App and web page records
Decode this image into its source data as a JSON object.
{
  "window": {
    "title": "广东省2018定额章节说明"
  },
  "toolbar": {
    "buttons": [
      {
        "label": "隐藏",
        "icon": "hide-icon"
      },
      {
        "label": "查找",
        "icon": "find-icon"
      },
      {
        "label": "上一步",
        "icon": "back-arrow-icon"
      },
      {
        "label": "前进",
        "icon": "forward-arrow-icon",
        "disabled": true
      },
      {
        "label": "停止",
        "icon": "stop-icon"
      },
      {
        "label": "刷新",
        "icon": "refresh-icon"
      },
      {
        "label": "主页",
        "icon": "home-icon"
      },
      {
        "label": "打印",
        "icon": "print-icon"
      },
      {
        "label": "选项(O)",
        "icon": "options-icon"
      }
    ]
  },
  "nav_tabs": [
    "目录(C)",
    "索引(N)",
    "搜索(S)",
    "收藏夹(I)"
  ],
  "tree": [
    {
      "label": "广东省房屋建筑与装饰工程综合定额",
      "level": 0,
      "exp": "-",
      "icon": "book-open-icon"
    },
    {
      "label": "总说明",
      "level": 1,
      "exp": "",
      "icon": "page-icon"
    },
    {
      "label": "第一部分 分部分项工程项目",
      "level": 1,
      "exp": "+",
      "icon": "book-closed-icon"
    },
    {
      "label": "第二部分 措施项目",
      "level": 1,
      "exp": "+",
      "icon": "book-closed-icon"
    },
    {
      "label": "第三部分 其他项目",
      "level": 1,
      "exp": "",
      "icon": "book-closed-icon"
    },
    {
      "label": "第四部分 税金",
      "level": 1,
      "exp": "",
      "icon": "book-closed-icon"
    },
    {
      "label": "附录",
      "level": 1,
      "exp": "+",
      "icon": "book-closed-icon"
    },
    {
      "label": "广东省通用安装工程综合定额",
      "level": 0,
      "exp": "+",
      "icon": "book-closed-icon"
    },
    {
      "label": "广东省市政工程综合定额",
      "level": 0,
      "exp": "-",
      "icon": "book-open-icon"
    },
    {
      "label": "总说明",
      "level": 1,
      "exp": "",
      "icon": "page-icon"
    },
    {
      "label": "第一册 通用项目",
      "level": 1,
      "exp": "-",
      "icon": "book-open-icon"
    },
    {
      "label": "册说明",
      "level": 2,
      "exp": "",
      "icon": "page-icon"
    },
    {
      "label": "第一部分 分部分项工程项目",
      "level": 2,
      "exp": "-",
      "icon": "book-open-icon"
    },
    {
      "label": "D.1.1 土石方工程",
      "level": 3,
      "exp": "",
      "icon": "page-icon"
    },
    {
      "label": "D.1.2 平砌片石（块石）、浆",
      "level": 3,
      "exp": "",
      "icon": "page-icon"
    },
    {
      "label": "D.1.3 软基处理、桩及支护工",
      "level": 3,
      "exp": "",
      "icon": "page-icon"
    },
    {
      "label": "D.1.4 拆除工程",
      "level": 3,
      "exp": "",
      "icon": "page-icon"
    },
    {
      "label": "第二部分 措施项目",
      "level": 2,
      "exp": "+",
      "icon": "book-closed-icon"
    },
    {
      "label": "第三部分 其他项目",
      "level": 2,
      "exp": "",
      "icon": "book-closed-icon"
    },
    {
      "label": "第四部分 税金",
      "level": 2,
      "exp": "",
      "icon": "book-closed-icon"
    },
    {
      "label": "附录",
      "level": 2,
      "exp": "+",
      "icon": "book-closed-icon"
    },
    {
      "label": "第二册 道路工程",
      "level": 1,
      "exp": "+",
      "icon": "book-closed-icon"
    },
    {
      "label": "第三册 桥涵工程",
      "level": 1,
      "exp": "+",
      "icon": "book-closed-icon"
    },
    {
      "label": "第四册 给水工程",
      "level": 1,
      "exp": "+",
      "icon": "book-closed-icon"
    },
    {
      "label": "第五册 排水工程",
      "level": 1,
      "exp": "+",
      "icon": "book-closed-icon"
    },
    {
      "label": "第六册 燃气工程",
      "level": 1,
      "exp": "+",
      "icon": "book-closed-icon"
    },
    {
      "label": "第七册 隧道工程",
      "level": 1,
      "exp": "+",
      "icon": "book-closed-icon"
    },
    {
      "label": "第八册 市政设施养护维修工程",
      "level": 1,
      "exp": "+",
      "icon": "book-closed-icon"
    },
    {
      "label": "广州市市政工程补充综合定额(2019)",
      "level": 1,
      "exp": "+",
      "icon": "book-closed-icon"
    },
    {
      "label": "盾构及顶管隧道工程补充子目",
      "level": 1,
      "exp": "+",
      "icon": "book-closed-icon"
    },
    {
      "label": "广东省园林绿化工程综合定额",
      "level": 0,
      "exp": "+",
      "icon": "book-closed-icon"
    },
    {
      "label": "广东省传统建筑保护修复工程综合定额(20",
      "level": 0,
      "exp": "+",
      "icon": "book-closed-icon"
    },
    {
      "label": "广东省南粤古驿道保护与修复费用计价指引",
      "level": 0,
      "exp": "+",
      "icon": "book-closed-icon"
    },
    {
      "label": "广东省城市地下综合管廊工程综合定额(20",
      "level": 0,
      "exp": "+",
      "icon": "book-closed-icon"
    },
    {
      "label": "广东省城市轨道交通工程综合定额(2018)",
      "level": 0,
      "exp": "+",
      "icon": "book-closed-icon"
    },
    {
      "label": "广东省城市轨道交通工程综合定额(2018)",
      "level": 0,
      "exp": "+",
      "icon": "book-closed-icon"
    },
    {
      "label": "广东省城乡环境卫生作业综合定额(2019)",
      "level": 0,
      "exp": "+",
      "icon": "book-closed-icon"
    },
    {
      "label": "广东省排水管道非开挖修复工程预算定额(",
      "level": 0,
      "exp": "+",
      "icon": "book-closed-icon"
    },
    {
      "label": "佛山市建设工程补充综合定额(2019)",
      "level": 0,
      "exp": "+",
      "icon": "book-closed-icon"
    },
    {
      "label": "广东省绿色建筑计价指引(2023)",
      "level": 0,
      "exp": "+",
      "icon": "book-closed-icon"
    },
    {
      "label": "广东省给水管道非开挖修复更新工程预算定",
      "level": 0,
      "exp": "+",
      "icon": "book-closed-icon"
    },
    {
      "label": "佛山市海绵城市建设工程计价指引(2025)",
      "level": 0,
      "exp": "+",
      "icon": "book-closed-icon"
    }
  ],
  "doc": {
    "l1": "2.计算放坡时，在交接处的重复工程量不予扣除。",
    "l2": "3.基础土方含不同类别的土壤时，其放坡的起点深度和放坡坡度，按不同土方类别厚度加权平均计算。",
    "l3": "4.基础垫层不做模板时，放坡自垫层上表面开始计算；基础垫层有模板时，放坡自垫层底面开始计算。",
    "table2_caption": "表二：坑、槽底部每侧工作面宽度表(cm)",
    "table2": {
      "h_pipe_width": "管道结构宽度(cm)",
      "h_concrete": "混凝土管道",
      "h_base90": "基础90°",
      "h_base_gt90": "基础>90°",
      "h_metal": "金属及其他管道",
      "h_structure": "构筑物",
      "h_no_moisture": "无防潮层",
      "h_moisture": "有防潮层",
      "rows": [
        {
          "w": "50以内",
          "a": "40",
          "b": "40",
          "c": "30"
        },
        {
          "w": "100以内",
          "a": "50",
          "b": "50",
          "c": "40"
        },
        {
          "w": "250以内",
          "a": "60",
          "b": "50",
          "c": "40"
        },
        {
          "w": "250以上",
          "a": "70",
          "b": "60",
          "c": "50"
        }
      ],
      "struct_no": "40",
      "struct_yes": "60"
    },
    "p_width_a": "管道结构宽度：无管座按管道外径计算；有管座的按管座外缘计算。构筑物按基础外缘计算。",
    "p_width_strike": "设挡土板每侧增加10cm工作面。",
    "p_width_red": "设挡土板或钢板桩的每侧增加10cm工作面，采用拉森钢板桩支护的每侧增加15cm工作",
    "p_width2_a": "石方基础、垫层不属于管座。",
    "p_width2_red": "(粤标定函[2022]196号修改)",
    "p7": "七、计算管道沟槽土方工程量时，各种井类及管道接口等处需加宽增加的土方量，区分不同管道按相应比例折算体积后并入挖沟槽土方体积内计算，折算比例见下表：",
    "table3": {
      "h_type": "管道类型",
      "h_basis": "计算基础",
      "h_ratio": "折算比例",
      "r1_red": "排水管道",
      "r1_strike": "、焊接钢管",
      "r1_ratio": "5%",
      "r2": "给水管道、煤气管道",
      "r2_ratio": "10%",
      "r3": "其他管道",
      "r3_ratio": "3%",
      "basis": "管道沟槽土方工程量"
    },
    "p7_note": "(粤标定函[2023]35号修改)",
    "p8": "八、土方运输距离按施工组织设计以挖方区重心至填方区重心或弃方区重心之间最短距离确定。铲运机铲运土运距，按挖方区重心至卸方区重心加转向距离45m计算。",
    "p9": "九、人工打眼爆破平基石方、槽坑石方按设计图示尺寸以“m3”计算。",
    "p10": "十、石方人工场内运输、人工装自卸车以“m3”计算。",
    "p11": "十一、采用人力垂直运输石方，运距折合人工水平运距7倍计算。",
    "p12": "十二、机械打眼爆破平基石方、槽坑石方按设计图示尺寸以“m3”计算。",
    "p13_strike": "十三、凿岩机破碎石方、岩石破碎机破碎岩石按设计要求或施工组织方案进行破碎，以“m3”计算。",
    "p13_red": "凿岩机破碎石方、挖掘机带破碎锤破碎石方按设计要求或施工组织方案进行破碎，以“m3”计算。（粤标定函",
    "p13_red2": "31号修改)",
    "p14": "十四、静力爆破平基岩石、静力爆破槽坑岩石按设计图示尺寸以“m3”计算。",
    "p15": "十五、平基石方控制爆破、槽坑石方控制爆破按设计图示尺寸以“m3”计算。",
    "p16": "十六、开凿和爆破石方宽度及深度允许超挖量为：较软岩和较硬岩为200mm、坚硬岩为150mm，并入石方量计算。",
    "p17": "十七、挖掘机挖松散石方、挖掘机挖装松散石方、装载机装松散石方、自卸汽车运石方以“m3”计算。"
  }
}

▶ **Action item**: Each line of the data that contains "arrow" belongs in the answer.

▶ **Task response**:
        "icon": "back-arrow-icon"
        "icon": "forward-arrow-icon",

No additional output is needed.